– Daniel Brabec, ServiceMax
“It has reached the point where we’re now need to think about ‘support to remote by default’ from factory and PDI across installation and customer contracts. The drive has to be for uptime delivery without field intervention and we must move from field based support with down time delays for travel and capacity issues to remote monitoring and support as default and field support as a back stop not the lead tool in our armoury.”
This is something that was echoed by Daniel Brabec, Director, Digital Transformation, ServiceMax, during the Think Tank session.
“One of the most significant issues a lot of the companies that I have spoken to are facing currently is making sure that they’re able to get onto the customers’ sites.
“They have to consider now if they can somehow get into the site between the hours of midnight and 5 am to come in and work on a piece of equipment when maybe no one’s there.
“So many of them are now using a lot more of the triage and remote diagnostics and services and echoing what Ged has said, repurposing staff to create extra call centre capacity and then making sure that people are there to avoid that dispatch avoid having to send out a technician except for in absolute emergencies.”
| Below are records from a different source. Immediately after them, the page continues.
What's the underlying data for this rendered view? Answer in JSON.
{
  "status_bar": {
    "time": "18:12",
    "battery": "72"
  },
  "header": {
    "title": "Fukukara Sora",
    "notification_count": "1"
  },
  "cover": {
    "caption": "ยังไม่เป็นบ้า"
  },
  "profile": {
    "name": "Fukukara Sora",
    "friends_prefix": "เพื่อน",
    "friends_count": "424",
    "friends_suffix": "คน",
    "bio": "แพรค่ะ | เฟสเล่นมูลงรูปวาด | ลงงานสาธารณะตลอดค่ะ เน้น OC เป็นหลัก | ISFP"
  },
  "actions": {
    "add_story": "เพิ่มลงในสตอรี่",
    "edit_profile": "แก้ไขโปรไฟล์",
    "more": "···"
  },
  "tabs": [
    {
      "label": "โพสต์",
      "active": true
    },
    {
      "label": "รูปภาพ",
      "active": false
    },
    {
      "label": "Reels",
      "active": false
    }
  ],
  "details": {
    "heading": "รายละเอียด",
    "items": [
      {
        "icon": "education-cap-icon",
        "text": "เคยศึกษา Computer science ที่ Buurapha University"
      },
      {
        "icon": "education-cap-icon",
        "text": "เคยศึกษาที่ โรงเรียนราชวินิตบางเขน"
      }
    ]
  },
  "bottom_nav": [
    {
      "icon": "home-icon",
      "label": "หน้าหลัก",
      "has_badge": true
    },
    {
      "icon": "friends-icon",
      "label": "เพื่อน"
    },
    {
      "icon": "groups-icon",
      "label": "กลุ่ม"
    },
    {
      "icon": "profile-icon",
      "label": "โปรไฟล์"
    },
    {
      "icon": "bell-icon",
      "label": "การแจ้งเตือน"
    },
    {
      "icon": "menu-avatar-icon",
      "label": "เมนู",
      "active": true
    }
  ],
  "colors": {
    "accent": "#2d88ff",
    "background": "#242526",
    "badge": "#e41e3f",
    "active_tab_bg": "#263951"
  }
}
“In the essence, I think we were in a particular journey of development in using more digital technology, adapting our service business models and value propositions around them and that has just been massively accelerated at this moment,” added Jan van Veen, Founder, moreMomentum
“I think it’s always good to keep in mind in the essence that there are three different types of value propositions – do it for me, and do it with me, or I want to do with myself…”
– Jan van Veen, MoreMomentum.
“Maybe we will see a continued increase in these digital-first approaches, maybe less as things begin to revert to a degree towards what they were before – in the end, time will tell when things start getting more normal. If that is we go back to ‘normal,” he added.
One of the key questions here is where the value propositions of the new normal may lie. As Cranny commented there is a genuine drive towards the very valid argument of uptime being the greater true value to an organisation and this may be where the future lies. However, there are also numerous other benefits for the service provider and customer alike that are delivered by the site visit that are perhaps harder to replace via digital means.
“I think it’s always good to keep in mind in the essence that there are three different types of value propositions – do it for me, and do it with me, or I want to do with myself,” Van Veen commented. “That outlook may emerge from our customers may change in the short term, the midterm and maybe even forever.
“On the other hand, these are typical kind of waves. So whenever something of this significance happens, we tend to see certain market sectors moving more towards a ‘do it myself,’ mentality. In contrast, others may go the other way and want to completely outsource a particular aspect of the operation to make sure it remains optimised.
“But in the end, there’s will still be hands-on machine required for maintenance and issue resolution. But the question is now does the client wants to do it themselves? Do they want to have a local service provider do the work with your support? Or are they still going to depend on you to resolve the issue physically?”
All members of the Field Service Think Tanks are speaking from their own personal opinions which are not necessarily reflective of the organisations they work for.
Data usage note: By accessing this content you consent to the contact details submitted when you registered as a subscriber to fieldservicenews.com to be shared with the listed sponsor of this premium content Service Max who may contact you for legitimate business reasons to discuss the content of this briefing report.